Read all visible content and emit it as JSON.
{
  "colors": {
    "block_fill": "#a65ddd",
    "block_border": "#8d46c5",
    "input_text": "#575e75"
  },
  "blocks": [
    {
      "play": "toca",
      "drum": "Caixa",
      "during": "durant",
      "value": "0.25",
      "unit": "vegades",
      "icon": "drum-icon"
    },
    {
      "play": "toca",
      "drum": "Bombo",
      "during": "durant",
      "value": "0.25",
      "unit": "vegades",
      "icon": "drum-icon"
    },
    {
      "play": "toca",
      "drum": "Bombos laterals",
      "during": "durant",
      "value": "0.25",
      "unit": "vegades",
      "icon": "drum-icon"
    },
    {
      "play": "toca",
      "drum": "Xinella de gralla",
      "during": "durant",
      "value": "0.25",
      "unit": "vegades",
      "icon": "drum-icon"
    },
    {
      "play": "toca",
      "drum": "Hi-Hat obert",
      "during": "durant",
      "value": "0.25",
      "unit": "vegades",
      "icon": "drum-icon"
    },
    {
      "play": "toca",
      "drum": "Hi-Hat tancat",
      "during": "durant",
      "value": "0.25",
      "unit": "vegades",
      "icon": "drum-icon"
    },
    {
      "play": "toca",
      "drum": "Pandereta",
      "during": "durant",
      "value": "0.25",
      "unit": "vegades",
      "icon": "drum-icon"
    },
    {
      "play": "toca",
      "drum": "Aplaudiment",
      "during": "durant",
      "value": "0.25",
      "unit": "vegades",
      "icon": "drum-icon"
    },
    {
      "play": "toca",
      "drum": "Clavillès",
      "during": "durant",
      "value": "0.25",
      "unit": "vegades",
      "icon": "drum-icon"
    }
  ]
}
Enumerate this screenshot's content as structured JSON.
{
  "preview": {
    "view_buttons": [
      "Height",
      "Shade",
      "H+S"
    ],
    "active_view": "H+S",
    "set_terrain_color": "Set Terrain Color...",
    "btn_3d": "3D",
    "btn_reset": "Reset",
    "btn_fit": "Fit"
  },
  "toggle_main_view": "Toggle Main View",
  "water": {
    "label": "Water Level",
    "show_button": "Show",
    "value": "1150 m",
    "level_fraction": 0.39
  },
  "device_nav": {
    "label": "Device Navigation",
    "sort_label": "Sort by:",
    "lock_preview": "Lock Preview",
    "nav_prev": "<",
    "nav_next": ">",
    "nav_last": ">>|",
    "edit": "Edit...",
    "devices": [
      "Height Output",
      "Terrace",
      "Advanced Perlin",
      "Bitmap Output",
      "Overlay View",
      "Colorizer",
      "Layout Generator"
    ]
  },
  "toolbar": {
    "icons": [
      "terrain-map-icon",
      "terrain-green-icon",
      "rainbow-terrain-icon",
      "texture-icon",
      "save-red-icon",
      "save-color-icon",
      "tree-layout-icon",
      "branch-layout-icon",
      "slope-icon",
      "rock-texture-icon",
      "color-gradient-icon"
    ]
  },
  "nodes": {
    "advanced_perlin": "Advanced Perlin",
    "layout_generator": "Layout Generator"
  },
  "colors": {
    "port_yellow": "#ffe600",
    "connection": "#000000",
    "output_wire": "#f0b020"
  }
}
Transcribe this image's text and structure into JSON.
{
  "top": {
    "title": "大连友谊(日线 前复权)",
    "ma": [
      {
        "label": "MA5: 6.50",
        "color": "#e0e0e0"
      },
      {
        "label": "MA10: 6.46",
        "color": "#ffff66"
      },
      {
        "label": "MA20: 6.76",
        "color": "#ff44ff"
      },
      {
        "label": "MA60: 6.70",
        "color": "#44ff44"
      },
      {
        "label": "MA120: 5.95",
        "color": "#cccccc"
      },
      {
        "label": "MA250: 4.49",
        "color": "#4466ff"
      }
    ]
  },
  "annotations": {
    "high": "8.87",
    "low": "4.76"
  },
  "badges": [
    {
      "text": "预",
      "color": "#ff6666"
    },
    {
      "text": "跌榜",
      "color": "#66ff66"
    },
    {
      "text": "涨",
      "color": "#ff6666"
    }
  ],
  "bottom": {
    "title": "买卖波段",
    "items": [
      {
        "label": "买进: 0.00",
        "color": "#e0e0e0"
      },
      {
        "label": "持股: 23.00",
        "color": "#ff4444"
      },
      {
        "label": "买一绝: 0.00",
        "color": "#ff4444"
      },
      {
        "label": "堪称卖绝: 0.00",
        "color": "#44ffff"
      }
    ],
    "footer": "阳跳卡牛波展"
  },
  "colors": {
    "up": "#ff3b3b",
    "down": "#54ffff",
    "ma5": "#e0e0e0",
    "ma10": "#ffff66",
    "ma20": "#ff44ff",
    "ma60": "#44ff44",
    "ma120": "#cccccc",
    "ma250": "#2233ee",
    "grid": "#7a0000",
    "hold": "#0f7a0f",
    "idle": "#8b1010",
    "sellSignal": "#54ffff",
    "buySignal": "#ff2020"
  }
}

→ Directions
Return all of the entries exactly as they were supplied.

→ Finished exercise
Read all visible content and emit it as JSON.
{
  "colors": {
    "block_fill": "#a65ddd",
    "block_border": "#8d46c5",
    "input_text": "#575e75"
  },
  "blocks": [
    {
      "play": "toca",
      "drum": "Caixa",
      "during": "durant",
      "value": "0.25",
      "unit": "vegades",
      "icon": "drum-icon"
    },
    {
      "play": "toca",
      "drum": "Bombo",
      "during": "durant",
      "value": "0.25",
      "unit": "vegades",
      "icon": "drum-icon"
    },
    {
      "play": "toca",
      "drum": "Bombos laterals",
      "during": "durant",
      "value": "0.25",
      "unit": "vegades",
      "icon": "drum-icon"
    },
    {
      "play": "toca",
      "drum": "Xinella de gralla",
      "during": "durant",
      "value": "0.25",
      "unit": "vegades",
      "icon": "drum-icon"
    },
    {
      "play": "toca",
      "drum": "Hi-Hat obert",
      "during": "durant",
      "value": "0.25",
      "unit": "vegades",
      "icon": "drum-icon"
    },
    {
      "play": "toca",
      "drum": "Hi-Hat tancat",
      "during": "durant",
      "value": "0.25",
      "unit": "vegades",
      "icon": "drum-icon"
    },
    {
      "play": "toca",
      "drum": "Pandereta",
      "during": "durant",
      "value": "0.25",
      "unit": "vegades",
      "icon": "drum-icon"
    },
    {
      "play": "toca",
      "drum": "Aplaudiment",
      "during": "durant",
      "value": "0.25",
      "unit": "vegades",
      "icon": "drum-icon"
    },
    {
      "play": "toca",
      "drum": "Clavillès",
      "during": "durant",
      "value": "0.25",
      "unit": "vegades",
      "icon": "drum-icon"
    }
  ]
}
Enumerate this screenshot's content as structured JSON.
{
  "preview": {
    "view_buttons": [
      "Height",
      "Shade",
      "H+S"
    ],
    "active_view": "H+S",
    "set_terrain_color": "Set Terrain Color...",
    "btn_3d": "3D",
    "btn_reset": "Reset",
    "btn_fit": "Fit"
  },
  "toggle_main_view": "Toggle Main View",
  "water": {
    "label": "Water Level",
    "show_button": "Show",
    "value": "1150 m",
    "level_fraction": 0.39
  },
  "device_nav": {
    "label": "Device Navigation",
    "sort_label": "Sort by:",
    "lock_preview": "Lock Preview",
    "nav_prev": "<",
    "nav_next": ">",
    "nav_last": ">>|",
    "edit": "Edit...",
    "devices": [
      "Height Output",
      "Terrace",
      "Advanced Perlin",
      "Bitmap Output",
      "Overlay View",
      "Colorizer",
      "Layout Generator"
    ]
  },
  "toolbar": {
    "icons": [
      "terrain-map-icon",
      "terrain-green-icon",
      "rainbow-terrain-icon",
      "texture-icon",
      "save-red-icon",
      "save-color-icon",
      "tree-layout-icon",
      "branch-layout-icon",
      "slope-icon",
      "rock-texture-icon",
      "color-gradient-icon"
    ]
  },
  "nodes": {
    "advanced_perlin": "Advanced Perlin",
    "layout_generator": "Layout Generator"
  },
  "colors": {
    "port_yellow": "#ffe600",
    "connection": "#000000",
    "output_wire": "#f0b020"
  }
}
Transcribe this image's text and structure into JSON.
{
  "top": {
    "title": "大连友谊(日线 前复权)",
    "ma": [
      {
        "label": "MA5: 6.50",
        "color": "#e0e0e0"
      },
      {
        "label": "MA10: 6.46",
        "color": "#ffff66"
      },
      {
        "label": "MA20: 6.76",
        "color": "#ff44ff"
      },
      {
        "label": "MA60: 6.70",
        "color": "#44ff44"
      },
      {
        "label": "MA120: 5.95",
        "color": "#cccccc"
      },
      {
        "label": "MA250: 4.49",
        "color": "#4466ff"
      }
    ]
  },
  "annotations": {
    "high": "8.87",
    "low": "4.76"
  },
  "badges": [
    {
      "text": "预",
      "color": "#ff6666"
    },
    {
      "text": "跌榜",
      "color": "#66ff66"
    },
    {
      "text": "涨",
      "color": "#ff6666"
    }
  ],
  "bottom": {
    "title": "买卖波段",
    "items": [
      {
        "label": "买进: 0.00",
        "color": "#e0e0e0"
      },
      {
        "label": "持股: 23.00",
        "color": "#ff4444"
      },
      {
        "label": "买一绝: 0.00",
        "color": "#ff4444"
      },
      {
        "label": "堪称卖绝: 0.00",
        "color": "#44ffff"
      }
    ],
    "footer": "阳跳卡牛波展"
  },
  "colors": {
    "up": "#ff3b3b",
    "down": "#54ffff",
    "ma5": "#e0e0e0",
    "ma10": "#ffff66",
    "ma20": "#ff44ff",
    "ma60": "#44ff44",
    "ma120": "#cccccc",
    "ma250": "#2233ee",
    "grid": "#7a0000",
    "hold": "#0f7a0f",
    "idle": "#8b1010",
    "sellSignal": "#54ffff",
    "buySignal": "#ff2020"
  }
}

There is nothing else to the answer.